What you are asked to do: Pull out every line below that contains the word "总裁随行助手".
** Material supplied follows **
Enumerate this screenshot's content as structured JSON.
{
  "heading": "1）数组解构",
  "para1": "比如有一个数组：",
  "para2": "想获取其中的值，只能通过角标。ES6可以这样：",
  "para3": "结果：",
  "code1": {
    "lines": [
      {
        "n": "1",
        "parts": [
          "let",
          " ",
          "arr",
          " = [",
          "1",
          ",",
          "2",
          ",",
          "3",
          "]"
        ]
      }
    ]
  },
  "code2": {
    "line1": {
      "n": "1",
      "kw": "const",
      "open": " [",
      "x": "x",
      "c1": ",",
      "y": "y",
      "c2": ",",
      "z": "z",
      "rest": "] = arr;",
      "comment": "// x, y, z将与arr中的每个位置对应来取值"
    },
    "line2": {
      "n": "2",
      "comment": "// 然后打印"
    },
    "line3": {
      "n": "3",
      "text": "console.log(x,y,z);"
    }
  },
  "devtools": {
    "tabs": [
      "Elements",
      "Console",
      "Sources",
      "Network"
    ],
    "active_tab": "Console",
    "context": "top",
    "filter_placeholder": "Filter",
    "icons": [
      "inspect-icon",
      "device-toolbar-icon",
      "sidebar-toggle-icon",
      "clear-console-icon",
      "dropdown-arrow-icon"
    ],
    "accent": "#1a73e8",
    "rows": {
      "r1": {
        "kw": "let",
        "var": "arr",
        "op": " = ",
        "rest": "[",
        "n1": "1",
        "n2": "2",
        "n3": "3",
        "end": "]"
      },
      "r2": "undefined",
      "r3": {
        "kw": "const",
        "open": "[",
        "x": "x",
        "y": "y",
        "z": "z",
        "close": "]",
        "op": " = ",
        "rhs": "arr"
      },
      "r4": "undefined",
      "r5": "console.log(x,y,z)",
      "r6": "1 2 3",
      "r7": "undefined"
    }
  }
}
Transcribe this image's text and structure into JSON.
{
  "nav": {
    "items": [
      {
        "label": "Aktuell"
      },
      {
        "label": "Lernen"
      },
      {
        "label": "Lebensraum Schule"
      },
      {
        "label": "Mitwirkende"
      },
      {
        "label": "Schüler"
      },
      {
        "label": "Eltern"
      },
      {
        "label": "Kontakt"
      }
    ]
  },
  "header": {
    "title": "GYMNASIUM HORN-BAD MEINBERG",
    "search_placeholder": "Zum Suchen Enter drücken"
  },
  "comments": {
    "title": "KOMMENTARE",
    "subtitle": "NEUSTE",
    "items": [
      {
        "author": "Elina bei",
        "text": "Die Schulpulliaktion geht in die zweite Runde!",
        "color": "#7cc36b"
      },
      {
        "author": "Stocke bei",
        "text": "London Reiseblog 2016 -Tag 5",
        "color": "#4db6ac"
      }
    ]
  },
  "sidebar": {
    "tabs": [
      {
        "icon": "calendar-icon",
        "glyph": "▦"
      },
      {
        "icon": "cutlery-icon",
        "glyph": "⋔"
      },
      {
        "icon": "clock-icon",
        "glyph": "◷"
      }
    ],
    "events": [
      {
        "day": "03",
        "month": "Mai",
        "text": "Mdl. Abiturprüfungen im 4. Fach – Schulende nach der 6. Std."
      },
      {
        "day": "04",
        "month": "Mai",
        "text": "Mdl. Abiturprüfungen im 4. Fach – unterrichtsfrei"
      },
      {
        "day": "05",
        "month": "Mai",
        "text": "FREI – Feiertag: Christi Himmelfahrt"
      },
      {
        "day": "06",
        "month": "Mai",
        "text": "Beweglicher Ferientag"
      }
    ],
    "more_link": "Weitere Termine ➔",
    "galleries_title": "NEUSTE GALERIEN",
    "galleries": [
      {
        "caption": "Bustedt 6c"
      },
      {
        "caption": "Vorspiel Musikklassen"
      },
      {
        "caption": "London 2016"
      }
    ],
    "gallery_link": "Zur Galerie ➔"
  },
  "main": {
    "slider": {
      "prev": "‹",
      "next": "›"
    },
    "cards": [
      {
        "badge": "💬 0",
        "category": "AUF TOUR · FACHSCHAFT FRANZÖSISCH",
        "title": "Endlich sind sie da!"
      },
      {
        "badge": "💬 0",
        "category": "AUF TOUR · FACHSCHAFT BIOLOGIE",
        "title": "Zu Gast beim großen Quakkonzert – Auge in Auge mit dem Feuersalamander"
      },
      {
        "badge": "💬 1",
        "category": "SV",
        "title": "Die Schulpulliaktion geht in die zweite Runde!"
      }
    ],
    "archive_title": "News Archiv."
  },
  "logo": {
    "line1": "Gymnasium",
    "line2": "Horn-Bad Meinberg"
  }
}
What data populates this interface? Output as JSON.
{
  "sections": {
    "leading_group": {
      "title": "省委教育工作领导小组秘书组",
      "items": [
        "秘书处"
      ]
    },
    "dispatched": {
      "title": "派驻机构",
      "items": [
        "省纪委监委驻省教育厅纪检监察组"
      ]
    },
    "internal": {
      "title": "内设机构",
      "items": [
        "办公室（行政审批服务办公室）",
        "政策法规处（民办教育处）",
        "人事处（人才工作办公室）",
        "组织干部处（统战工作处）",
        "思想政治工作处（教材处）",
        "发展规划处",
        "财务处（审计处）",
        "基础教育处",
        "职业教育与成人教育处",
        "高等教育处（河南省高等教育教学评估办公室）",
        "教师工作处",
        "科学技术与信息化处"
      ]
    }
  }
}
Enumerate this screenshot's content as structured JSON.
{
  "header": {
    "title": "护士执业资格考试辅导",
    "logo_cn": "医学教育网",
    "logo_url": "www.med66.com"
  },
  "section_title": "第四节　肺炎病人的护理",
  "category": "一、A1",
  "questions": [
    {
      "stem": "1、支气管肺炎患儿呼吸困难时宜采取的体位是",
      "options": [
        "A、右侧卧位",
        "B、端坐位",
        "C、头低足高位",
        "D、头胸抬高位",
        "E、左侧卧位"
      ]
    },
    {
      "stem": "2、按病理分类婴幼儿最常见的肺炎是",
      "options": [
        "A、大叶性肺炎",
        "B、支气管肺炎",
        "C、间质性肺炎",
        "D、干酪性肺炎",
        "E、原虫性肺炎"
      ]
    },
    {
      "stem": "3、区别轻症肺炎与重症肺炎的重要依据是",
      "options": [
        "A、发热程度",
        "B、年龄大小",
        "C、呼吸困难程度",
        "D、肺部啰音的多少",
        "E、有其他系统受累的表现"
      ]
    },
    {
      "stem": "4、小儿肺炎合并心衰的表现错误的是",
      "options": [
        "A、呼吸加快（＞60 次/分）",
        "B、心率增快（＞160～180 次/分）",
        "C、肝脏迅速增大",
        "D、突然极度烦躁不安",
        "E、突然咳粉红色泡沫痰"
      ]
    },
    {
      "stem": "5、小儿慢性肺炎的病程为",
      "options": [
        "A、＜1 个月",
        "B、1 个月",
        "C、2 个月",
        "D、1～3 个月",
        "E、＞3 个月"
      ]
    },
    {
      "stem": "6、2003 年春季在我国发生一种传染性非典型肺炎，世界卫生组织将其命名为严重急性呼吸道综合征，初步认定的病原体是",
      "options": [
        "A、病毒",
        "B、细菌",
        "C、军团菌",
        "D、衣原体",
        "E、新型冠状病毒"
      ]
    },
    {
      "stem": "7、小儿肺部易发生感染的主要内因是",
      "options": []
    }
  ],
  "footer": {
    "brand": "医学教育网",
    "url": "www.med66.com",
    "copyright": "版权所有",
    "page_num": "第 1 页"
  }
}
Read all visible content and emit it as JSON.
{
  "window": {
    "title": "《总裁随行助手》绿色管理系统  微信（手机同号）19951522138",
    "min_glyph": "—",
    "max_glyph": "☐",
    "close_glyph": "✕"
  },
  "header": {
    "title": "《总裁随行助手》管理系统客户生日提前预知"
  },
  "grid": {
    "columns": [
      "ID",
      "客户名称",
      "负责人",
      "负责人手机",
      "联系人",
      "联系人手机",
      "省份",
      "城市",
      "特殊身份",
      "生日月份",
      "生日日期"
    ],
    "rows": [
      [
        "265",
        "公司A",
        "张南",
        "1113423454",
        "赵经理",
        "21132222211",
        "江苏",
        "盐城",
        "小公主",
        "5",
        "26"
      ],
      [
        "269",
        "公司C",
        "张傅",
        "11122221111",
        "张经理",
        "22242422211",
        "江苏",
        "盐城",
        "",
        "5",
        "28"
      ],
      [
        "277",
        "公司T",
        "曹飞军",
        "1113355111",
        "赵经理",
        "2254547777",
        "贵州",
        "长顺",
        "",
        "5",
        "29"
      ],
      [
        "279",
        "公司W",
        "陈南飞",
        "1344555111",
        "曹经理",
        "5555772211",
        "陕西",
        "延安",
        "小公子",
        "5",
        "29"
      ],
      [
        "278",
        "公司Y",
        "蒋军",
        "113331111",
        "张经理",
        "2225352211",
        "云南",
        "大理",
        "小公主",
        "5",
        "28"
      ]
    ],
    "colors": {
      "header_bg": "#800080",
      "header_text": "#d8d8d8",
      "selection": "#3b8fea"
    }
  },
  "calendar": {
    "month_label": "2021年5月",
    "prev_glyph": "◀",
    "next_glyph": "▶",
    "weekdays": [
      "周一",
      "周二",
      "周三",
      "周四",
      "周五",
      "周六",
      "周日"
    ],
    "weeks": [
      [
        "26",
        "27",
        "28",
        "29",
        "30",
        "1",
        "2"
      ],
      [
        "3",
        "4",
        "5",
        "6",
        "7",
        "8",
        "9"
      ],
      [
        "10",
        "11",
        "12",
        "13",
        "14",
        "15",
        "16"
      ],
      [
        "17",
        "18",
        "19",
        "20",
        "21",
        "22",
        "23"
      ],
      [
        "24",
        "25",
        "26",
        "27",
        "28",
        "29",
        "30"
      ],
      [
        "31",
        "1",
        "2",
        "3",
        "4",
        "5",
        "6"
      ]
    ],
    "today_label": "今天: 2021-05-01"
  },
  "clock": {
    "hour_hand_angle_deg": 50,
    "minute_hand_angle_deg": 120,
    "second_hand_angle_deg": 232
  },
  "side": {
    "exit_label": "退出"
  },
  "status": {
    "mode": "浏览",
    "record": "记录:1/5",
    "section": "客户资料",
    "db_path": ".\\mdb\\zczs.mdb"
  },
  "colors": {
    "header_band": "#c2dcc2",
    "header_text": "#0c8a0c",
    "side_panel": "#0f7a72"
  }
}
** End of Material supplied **
Answer to the exercise:
    "title": "《总裁随行助手》绿色管理系统  微信（手机同号）19951522138",
    "title": "《总裁随行助手》管理系统客户生日提前预知"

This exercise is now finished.